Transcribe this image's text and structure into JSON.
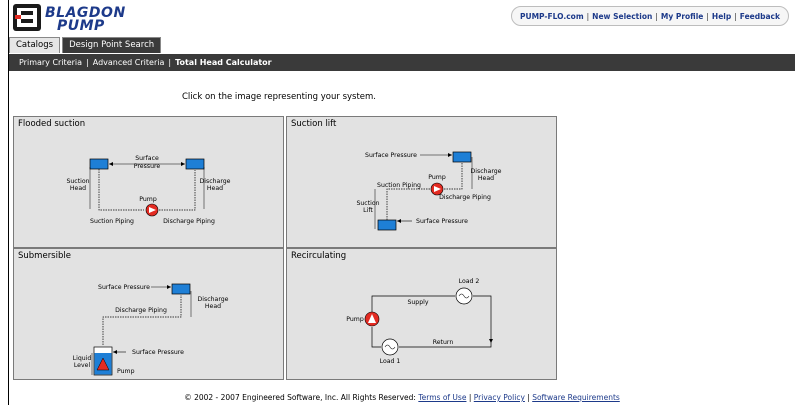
{
  "brand": {
    "line1": "BLAGDON",
    "line2": "PUMP"
  },
  "top_links": [
    "PUMP-FLO.com",
    "New Selection",
    "My Profile",
    "Help",
    "Feedback"
  ],
  "tabs": [
    {
      "label": "Catalogs"
    },
    {
      "label": "Design Point Search"
    }
  ],
  "subnav": [
    "Primary Criteria",
    "Advanced Criteria",
    "Total Head Calculator"
  ],
  "instruction": "Click on the image representing your system.",
  "panels": {
    "flooded": {
      "title": "Flooded suction",
      "labels": {
        "surface": "Surface",
        "pressure": "Pressure",
        "suction": "Suction",
        "head": "Head",
        "discharge": "Discharge",
        "head2": "Head",
        "pump": "Pump",
        "suction_piping": "Suction Piping",
        "discharge_piping": "Discharge Piping"
      }
    },
    "lift": {
      "title": "Suction lift",
      "labels": {
        "surface_pressure": "Surface Pressure",
        "discharge": "Discharge",
        "head": "Head",
        "pump": "Pump",
        "suction_piping": "Suction Piping",
        "discharge_piping": "Discharge Piping",
        "suction": "Suction",
        "lift": "Lift",
        "surface_pressure2": "Surface Pressure"
      }
    },
    "submersible": {
      "title": "Submersible",
      "labels": {
        "surface_pressure": "Surface Pressure",
        "discharge": "Discharge",
        "head": "Head",
        "discharge_piping": "Discharge Piping",
        "surface_pressure2": "Surface Pressure",
        "liquid": "Liquid",
        "level": "Level",
        "pump": "Pump"
      }
    },
    "recirc": {
      "title": "Recirculating",
      "labels": {
        "load2": "Load 2",
        "supply": "Supply",
        "pump": "Pump",
        "return": "Return",
        "load1": "Load 1"
      }
    }
  },
  "footer": {
    "copyright": "© 2002 - 2007 Engineered Software, Inc. All Rights Reserved:",
    "links": [
      "Terms of Use",
      "Privacy Policy",
      "Software Requirements"
    ]
  },
  "colors": {
    "brand_blue": "#1d3a8a",
    "tank_blue": "#1e7fd6",
    "pump_red": "#e32b22",
    "nav_dark": "#3a3a3a",
    "panel_gray": "#e2e2e2"
  }
}
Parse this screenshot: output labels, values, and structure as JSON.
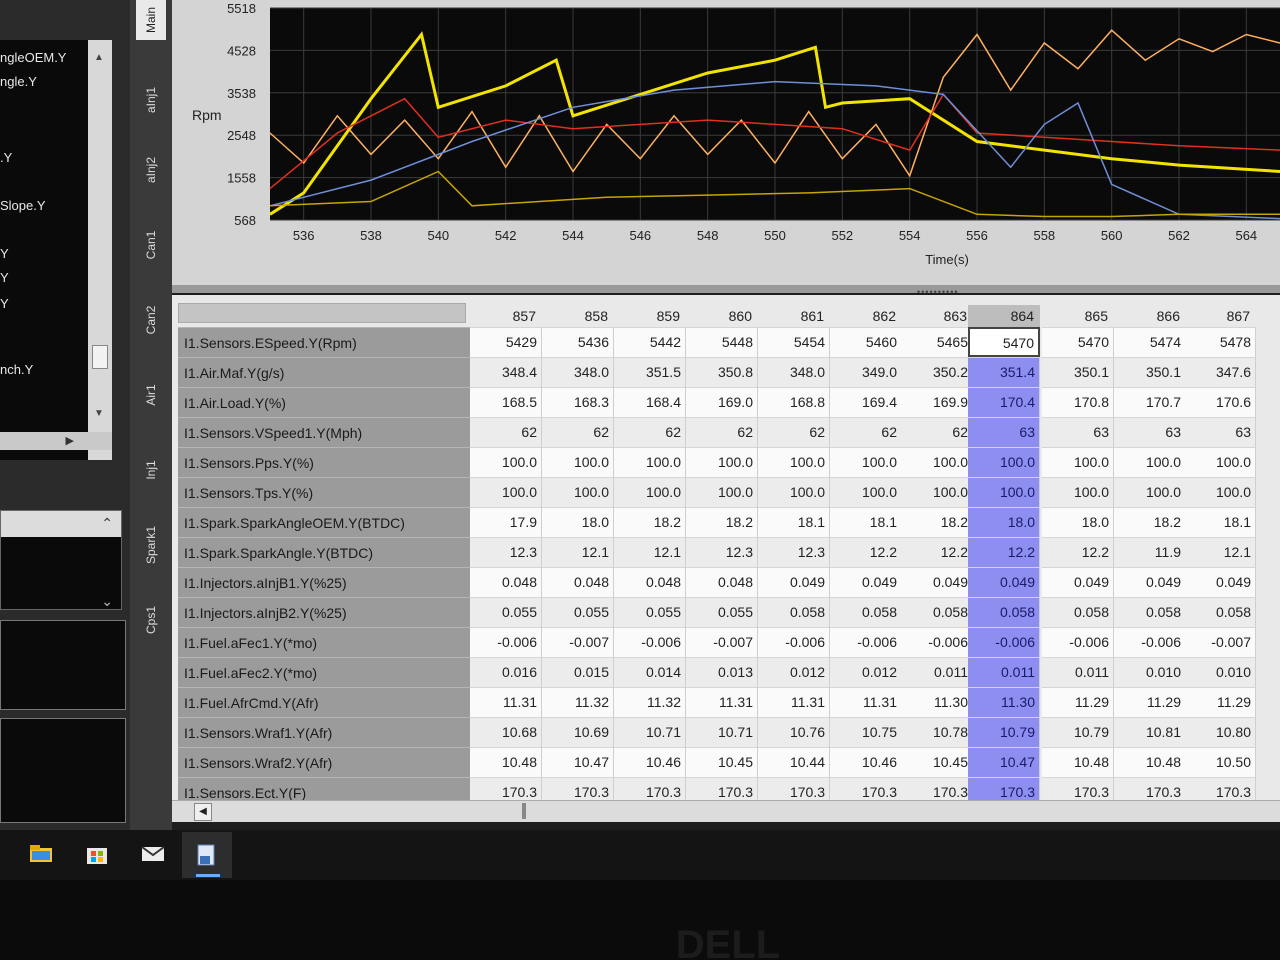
{
  "left_list": {
    "items": [
      "ngleOEM.Y",
      "ngle.Y",
      ".Y",
      "Slope.Y",
      "Y",
      "Y",
      "Y",
      "nch.Y"
    ]
  },
  "vertical_tabs": [
    "Main",
    "aInj1",
    "aInj2",
    "Can1",
    "Can2",
    "Air1",
    "Inj1",
    "Spark1",
    "Cps1"
  ],
  "chart_data": {
    "type": "line",
    "ylabel": "Rpm",
    "xlabel": "Time(s)",
    "y_ticks": [
      "5518",
      "4528",
      "3538",
      "2548",
      "1558",
      "568"
    ],
    "x_ticks": [
      "536",
      "538",
      "540",
      "542",
      "544",
      "546",
      "548",
      "550",
      "552",
      "554",
      "556",
      "558",
      "560",
      "562",
      "564"
    ],
    "ylim": [
      568,
      5518
    ],
    "xlim": [
      535,
      565
    ],
    "series": [
      {
        "color": "#f2e400",
        "x": [
          535,
          536,
          538,
          539.5,
          540,
          542,
          543.5,
          544,
          546,
          548,
          550,
          551.2,
          551.5,
          552,
          554,
          556,
          558,
          560,
          562,
          565
        ],
        "y": [
          700,
          1200,
          3400,
          4900,
          3200,
          3700,
          4300,
          3000,
          3500,
          4000,
          4300,
          4600,
          3200,
          3300,
          3400,
          2400,
          2200,
          2000,
          1850,
          1700
        ]
      },
      {
        "color": "#ffb060",
        "x": [
          535,
          536,
          537,
          538,
          539,
          540,
          541,
          542,
          543,
          544,
          545,
          546,
          547,
          548,
          549,
          550,
          551,
          552,
          553,
          554,
          555,
          556,
          557,
          558,
          559,
          560,
          561,
          562,
          563,
          564,
          565
        ],
        "y": [
          2600,
          1900,
          3000,
          2100,
          2900,
          2000,
          3100,
          1800,
          3000,
          1700,
          2800,
          2000,
          3000,
          2100,
          2900,
          1900,
          3100,
          2000,
          2800,
          1600,
          3900,
          4900,
          3600,
          4700,
          4100,
          5000,
          4300,
          4800,
          4500,
          4900,
          4700
        ]
      },
      {
        "color": "#e0301e",
        "x": [
          535,
          537,
          539,
          540,
          542,
          544,
          546,
          548,
          550,
          552,
          554,
          555,
          556,
          558,
          560,
          562,
          565
        ],
        "y": [
          1300,
          2600,
          3400,
          2500,
          2900,
          2700,
          2800,
          2900,
          2800,
          2700,
          2200,
          3500,
          2600,
          2500,
          2400,
          2300,
          2200
        ]
      },
      {
        "color": "#6f8fd8",
        "x": [
          535,
          538,
          541,
          544,
          547,
          550,
          553,
          555,
          557,
          558,
          559,
          560,
          562,
          565
        ],
        "y": [
          900,
          1500,
          2400,
          3200,
          3600,
          3800,
          3700,
          3500,
          1800,
          2800,
          3300,
          1400,
          700,
          600
        ]
      },
      {
        "color": "#c8a400",
        "x": [
          535,
          538,
          540,
          541,
          543,
          545,
          548,
          551,
          554,
          556,
          558,
          560,
          562,
          565
        ],
        "y": [
          900,
          1000,
          1700,
          900,
          1000,
          1100,
          1150,
          1200,
          1300,
          700,
          650,
          650,
          700,
          700
        ]
      }
    ]
  },
  "grid": {
    "columns": [
      "857",
      "858",
      "859",
      "860",
      "861",
      "862",
      "863",
      "864",
      "865",
      "866",
      "867"
    ],
    "selected_column": "864",
    "rows": [
      {
        "label": "I1.Sensors.ESpeed.Y(Rpm)",
        "values": [
          "5429",
          "5436",
          "5442",
          "5448",
          "5454",
          "5460",
          "5465",
          "5470",
          "5470",
          "5474",
          "5478"
        ]
      },
      {
        "label": "I1.Air.Maf.Y(g/s)",
        "values": [
          "348.4",
          "348.0",
          "351.5",
          "350.8",
          "348.0",
          "349.0",
          "350.2",
          "351.4",
          "350.1",
          "350.1",
          "347.6"
        ]
      },
      {
        "label": "I1.Air.Load.Y(%)",
        "values": [
          "168.5",
          "168.3",
          "168.4",
          "169.0",
          "168.8",
          "169.4",
          "169.9",
          "170.4",
          "170.8",
          "170.7",
          "170.6"
        ]
      },
      {
        "label": "I1.Sensors.VSpeed1.Y(Mph)",
        "values": [
          "62",
          "62",
          "62",
          "62",
          "62",
          "62",
          "62",
          "63",
          "63",
          "63",
          "63"
        ]
      },
      {
        "label": "I1.Sensors.Pps.Y(%)",
        "values": [
          "100.0",
          "100.0",
          "100.0",
          "100.0",
          "100.0",
          "100.0",
          "100.0",
          "100.0",
          "100.0",
          "100.0",
          "100.0"
        ]
      },
      {
        "label": "I1.Sensors.Tps.Y(%)",
        "values": [
          "100.0",
          "100.0",
          "100.0",
          "100.0",
          "100.0",
          "100.0",
          "100.0",
          "100.0",
          "100.0",
          "100.0",
          "100.0"
        ]
      },
      {
        "label": "I1.Spark.SparkAngleOEM.Y(BTDC)",
        "values": [
          "17.9",
          "18.0",
          "18.2",
          "18.2",
          "18.1",
          "18.1",
          "18.2",
          "18.0",
          "18.0",
          "18.2",
          "18.1"
        ]
      },
      {
        "label": "I1.Spark.SparkAngle.Y(BTDC)",
        "values": [
          "12.3",
          "12.1",
          "12.1",
          "12.3",
          "12.3",
          "12.2",
          "12.2",
          "12.2",
          "12.2",
          "11.9",
          "12.1"
        ]
      },
      {
        "label": "I1.Injectors.aInjB1.Y(%25)",
        "values": [
          "0.048",
          "0.048",
          "0.048",
          "0.048",
          "0.049",
          "0.049",
          "0.049",
          "0.049",
          "0.049",
          "0.049",
          "0.049"
        ]
      },
      {
        "label": "I1.Injectors.aInjB2.Y(%25)",
        "values": [
          "0.055",
          "0.055",
          "0.055",
          "0.055",
          "0.058",
          "0.058",
          "0.058",
          "0.058",
          "0.058",
          "0.058",
          "0.058"
        ]
      },
      {
        "label": "I1.Fuel.aFec1.Y(*mo)",
        "values": [
          "-0.006",
          "-0.007",
          "-0.006",
          "-0.007",
          "-0.006",
          "-0.006",
          "-0.006",
          "-0.006",
          "-0.006",
          "-0.006",
          "-0.007"
        ]
      },
      {
        "label": "I1.Fuel.aFec2.Y(*mo)",
        "values": [
          "0.016",
          "0.015",
          "0.014",
          "0.013",
          "0.012",
          "0.012",
          "0.011",
          "0.011",
          "0.011",
          "0.010",
          "0.010"
        ]
      },
      {
        "label": "I1.Fuel.AfrCmd.Y(Afr)",
        "values": [
          "11.31",
          "11.32",
          "11.32",
          "11.31",
          "11.31",
          "11.31",
          "11.30",
          "11.30",
          "11.29",
          "11.29",
          "11.29"
        ]
      },
      {
        "label": "I1.Sensors.Wraf1.Y(Afr)",
        "values": [
          "10.68",
          "10.69",
          "10.71",
          "10.71",
          "10.76",
          "10.75",
          "10.78",
          "10.79",
          "10.79",
          "10.81",
          "10.80"
        ]
      },
      {
        "label": "I1.Sensors.Wraf2.Y(Afr)",
        "values": [
          "10.48",
          "10.47",
          "10.46",
          "10.45",
          "10.44",
          "10.46",
          "10.45",
          "10.47",
          "10.48",
          "10.48",
          "10.50"
        ]
      },
      {
        "label": "I1.Sensors.Ect.Y(F)",
        "values": [
          "170.3",
          "170.3",
          "170.3",
          "170.3",
          "170.3",
          "170.3",
          "170.3",
          "170.3",
          "170.3",
          "170.3",
          "170.3"
        ]
      }
    ]
  },
  "taskbar": {
    "icons": [
      "file-explorer-icon",
      "store-icon",
      "mail-icon",
      "app-icon"
    ]
  },
  "bezel": {
    "brand": "DELL"
  }
}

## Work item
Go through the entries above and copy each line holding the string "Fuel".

## Output
        "label": "I1.Fuel.aFec1.Y(*mo)",
        "label": "I1.Fuel.aFec2.Y(*mo)",
        "label": "I1.Fuel.AfrCmd.Y(Afr)",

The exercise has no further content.